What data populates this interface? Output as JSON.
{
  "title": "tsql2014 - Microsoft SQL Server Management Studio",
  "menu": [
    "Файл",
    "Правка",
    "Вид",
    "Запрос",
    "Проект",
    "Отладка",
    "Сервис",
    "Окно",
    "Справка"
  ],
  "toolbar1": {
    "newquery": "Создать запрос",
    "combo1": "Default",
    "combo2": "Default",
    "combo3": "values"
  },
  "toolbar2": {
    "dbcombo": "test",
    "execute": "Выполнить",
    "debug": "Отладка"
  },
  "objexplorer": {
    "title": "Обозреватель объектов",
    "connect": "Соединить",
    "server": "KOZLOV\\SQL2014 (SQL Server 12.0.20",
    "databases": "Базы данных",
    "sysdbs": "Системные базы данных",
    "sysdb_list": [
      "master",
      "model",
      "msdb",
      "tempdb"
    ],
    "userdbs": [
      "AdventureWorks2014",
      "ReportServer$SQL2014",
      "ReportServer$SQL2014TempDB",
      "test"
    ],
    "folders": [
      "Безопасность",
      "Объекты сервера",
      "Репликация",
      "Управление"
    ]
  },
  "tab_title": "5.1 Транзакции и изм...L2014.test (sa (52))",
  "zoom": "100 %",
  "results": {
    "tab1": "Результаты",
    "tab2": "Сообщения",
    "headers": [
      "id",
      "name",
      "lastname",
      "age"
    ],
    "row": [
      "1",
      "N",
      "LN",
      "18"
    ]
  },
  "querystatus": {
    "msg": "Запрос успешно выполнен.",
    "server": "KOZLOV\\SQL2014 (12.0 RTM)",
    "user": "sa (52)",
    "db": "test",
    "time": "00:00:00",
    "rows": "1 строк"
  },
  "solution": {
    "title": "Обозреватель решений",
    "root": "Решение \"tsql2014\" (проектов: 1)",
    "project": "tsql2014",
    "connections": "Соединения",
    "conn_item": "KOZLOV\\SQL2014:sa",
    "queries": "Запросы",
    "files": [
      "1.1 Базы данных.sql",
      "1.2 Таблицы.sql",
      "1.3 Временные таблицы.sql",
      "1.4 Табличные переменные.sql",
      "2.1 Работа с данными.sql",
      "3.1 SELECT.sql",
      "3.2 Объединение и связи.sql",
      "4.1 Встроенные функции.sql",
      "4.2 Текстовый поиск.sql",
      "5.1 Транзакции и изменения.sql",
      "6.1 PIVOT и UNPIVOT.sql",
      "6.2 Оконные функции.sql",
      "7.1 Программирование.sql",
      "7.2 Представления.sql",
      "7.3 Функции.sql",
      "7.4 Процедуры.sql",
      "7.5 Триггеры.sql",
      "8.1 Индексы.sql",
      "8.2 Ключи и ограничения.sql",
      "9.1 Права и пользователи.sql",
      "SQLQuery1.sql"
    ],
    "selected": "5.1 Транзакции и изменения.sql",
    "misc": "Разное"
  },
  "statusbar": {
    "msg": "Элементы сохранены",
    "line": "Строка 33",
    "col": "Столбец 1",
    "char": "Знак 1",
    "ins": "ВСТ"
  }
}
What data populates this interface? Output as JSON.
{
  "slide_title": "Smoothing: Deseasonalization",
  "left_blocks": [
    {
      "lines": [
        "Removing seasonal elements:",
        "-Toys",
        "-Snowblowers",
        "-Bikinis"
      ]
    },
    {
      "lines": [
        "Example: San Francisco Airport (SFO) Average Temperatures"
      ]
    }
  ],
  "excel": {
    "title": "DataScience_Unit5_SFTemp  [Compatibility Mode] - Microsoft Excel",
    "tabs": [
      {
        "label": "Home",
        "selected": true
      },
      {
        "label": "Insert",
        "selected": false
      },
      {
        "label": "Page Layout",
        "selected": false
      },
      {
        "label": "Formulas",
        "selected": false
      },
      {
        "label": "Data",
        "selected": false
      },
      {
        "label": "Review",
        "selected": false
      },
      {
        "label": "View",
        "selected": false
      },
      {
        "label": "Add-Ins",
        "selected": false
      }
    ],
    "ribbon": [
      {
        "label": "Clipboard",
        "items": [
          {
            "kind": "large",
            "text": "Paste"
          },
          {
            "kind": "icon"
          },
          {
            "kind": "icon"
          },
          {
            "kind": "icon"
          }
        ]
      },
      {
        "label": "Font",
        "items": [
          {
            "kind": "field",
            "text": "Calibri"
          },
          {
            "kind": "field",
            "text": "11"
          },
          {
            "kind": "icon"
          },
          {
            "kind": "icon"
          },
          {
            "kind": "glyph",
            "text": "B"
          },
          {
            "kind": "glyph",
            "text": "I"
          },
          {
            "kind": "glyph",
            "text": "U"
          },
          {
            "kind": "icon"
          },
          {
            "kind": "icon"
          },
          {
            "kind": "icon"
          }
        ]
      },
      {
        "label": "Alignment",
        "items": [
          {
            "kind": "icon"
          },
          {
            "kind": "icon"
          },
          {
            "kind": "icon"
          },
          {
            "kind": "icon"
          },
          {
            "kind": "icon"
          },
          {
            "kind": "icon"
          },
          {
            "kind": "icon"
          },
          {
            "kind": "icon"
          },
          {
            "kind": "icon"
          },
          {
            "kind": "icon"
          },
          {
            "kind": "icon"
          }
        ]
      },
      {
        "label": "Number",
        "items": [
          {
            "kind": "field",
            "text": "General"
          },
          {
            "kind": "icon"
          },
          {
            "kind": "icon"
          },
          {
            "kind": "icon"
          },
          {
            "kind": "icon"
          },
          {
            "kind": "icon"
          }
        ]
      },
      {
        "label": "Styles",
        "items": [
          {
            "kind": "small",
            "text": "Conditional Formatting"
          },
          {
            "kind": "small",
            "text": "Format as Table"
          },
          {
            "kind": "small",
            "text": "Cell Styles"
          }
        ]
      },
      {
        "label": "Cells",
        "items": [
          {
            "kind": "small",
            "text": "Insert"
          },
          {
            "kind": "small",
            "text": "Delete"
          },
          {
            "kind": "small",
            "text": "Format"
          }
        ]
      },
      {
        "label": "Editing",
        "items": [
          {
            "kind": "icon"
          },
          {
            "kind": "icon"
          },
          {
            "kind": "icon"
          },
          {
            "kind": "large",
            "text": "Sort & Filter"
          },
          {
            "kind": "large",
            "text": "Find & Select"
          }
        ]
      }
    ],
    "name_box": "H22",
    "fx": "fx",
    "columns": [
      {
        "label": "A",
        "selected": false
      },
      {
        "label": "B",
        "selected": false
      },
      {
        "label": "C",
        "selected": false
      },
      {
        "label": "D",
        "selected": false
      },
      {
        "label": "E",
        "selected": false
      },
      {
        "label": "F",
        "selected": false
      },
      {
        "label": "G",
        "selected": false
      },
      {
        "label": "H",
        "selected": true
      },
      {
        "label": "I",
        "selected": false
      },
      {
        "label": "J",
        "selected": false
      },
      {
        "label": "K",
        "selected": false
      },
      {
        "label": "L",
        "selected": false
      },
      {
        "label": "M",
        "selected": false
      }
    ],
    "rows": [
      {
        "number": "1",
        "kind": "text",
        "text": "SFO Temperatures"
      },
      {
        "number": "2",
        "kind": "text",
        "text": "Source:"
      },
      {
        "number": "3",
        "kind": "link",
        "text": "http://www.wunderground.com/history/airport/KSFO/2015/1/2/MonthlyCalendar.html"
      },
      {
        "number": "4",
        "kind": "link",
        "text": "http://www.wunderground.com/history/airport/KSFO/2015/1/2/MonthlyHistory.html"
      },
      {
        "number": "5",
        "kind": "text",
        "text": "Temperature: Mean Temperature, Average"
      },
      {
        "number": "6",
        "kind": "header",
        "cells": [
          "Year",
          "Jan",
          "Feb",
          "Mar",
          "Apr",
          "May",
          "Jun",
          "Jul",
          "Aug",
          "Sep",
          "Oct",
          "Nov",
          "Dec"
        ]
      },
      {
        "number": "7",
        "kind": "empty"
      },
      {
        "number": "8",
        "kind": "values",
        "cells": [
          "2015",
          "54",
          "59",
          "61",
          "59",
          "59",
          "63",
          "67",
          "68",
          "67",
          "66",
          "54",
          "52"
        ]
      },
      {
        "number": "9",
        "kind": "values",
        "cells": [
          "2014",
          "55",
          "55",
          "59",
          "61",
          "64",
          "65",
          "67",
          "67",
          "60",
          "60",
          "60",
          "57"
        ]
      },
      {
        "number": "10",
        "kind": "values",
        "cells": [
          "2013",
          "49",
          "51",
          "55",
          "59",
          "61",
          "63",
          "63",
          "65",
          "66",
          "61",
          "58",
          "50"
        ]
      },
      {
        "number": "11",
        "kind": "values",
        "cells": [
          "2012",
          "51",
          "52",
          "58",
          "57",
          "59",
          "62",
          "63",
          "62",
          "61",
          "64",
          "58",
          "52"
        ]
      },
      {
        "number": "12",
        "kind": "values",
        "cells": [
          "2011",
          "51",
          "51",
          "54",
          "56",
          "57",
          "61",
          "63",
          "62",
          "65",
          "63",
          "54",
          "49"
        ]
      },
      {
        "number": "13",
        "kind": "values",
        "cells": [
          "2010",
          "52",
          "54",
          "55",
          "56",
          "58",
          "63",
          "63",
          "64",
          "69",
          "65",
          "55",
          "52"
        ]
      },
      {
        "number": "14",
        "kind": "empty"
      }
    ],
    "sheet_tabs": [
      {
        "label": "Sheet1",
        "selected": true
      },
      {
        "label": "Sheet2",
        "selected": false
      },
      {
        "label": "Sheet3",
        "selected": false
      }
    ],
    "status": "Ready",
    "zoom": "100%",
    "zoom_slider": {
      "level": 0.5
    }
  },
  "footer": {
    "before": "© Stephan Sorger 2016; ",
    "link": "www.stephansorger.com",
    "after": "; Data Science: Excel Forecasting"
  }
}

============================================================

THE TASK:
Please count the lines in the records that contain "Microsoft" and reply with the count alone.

PROBLEM SOLUTION:
2